New CEO: Deepwatch has appointed John DiLullo as its new CEO. He replaces retiring Charlie Thomas.

New tool—RemoteKrbRelay: Russian security firm CICADA8 has published RemoteKrbRelay, a tool to execute KrbRelay and KrbRelayUp attacks remotely.

IRISSCON 2023 videos: Talks from the IRISSCON 2023 cybercrime conference, which took place earlier last November, are available on YouTube.

PancakesCon 5 videos: Talks from the PancakesCon 5 security conference, which took place in March, are now available on YouTube.

Risky Business Podcasts

In this edition of Between Two Nerds, Tom Uren and The Grugq talk about why governments have failed to protect the private sector from state-backed cyber espionage.

In this podcast, Tom Uren and Patrick Gray talk about a new report [PDF] that explores how China's vulnerability discovery and research ecosystem is linked to state-sponsored espionage. This research finds that a relatively small number of people are responsible for an outsized contribution to vulnerability discovery. They also talk about difficulties at CISA's Joint Cyber Defence Collaborative initiative and why it should be retired.

Abhishek Agrawal is the CEO and co-founder of Material Security, an email security company that locks down cloud email archives.
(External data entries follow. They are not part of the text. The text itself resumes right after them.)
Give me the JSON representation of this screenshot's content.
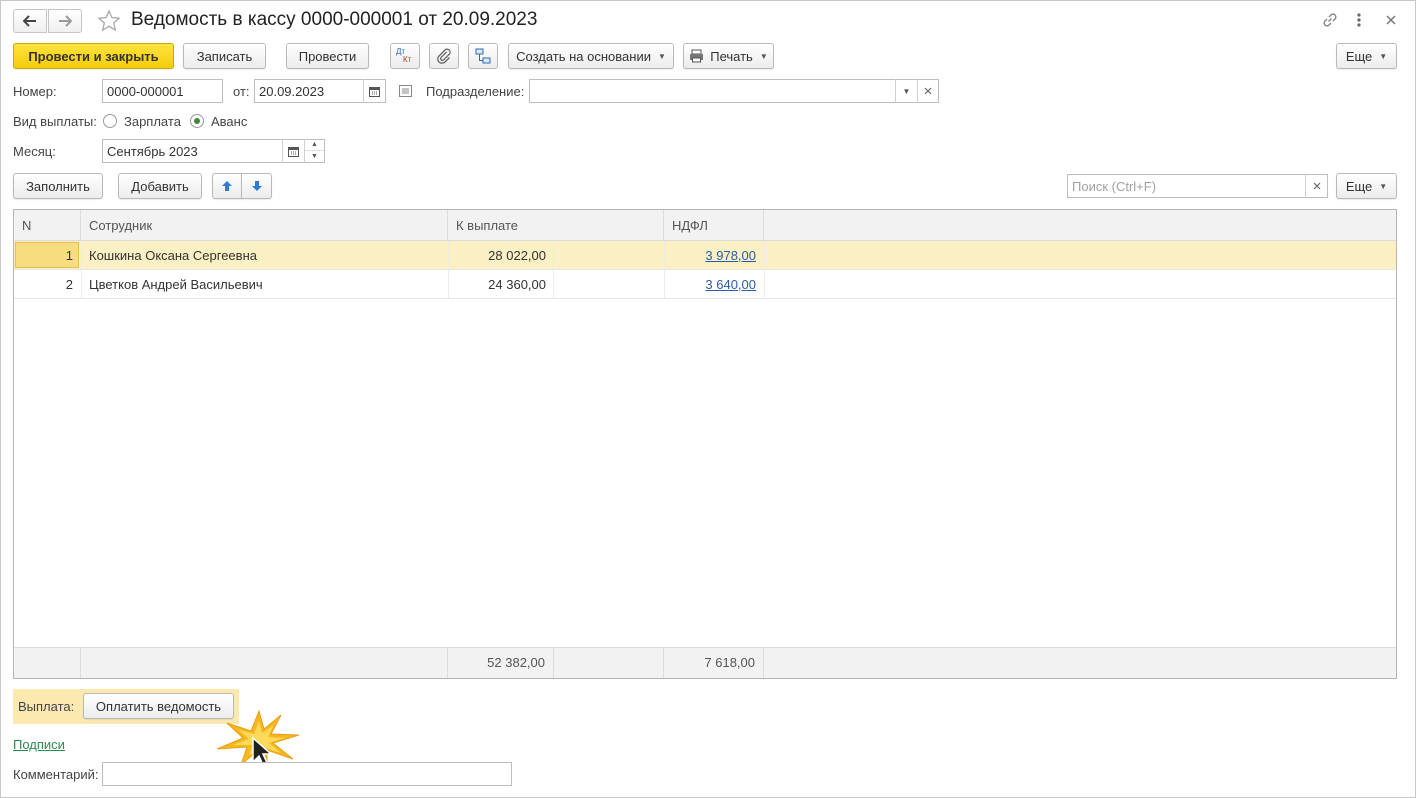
{
  "window": {
    "title": "Ведомость в кассу 0000-000001 от 20.09.2023"
  },
  "toolbar": {
    "post_close_label": "Провести и закрыть",
    "save_label": "Записать",
    "post_label": "Провести",
    "dtkt_label_top": "Дт",
    "dtkt_label_bottom": "Кт",
    "create_based_label": "Создать на основании",
    "print_label": "Печать",
    "more_label": "Еще"
  },
  "form": {
    "number_label": "Номер:",
    "number_value": "0000-000001",
    "date_label": "от:",
    "date_value": "20.09.2023",
    "department_label": "Подразделение:",
    "department_value": "",
    "payment_kind_label": "Вид выплаты:",
    "payment_kind_options": [
      "Зарплата",
      "Аванс"
    ],
    "payment_kind_selected": "Аванс",
    "month_label": "Месяц:",
    "month_value": "Сентябрь 2023"
  },
  "table_toolbar": {
    "fill_label": "Заполнить",
    "add_label": "Добавить",
    "search_placeholder": "Поиск (Ctrl+F)",
    "more_label": "Еще"
  },
  "table": {
    "columns": [
      "N",
      "Сотрудник",
      "К выплате",
      "НДФЛ"
    ],
    "rows": [
      {
        "n": "1",
        "employee": "Кошкина Оксана Сергеевна",
        "to_pay": "28 022,00",
        "ndfl": "3 978,00",
        "selected": true
      },
      {
        "n": "2",
        "employee": "Цветков Андрей Васильевич",
        "to_pay": "24 360,00",
        "ndfl": "3 640,00",
        "selected": false
      }
    ],
    "totals": {
      "to_pay": "52 382,00",
      "ndfl": "7 618,00"
    }
  },
  "footer": {
    "payment_label": "Выплата:",
    "pay_button_label": "Оплатить ведомость",
    "signatures_link": "Подписи",
    "comment_label": "Комментарий:",
    "comment_value": ""
  },
  "colors": {
    "primary_button": "#f4cd0a",
    "selected_row": "#fbf0c3",
    "link": "#2a5cad",
    "signatures_link": "#2d8a4f",
    "payment_panel": "#fbe9b0"
  }
}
Attackers have been raiding mailspools since hacking has existed, and with those mailspools now in the cloud with services like o365 and Google Workspace, guess where the attackers are going?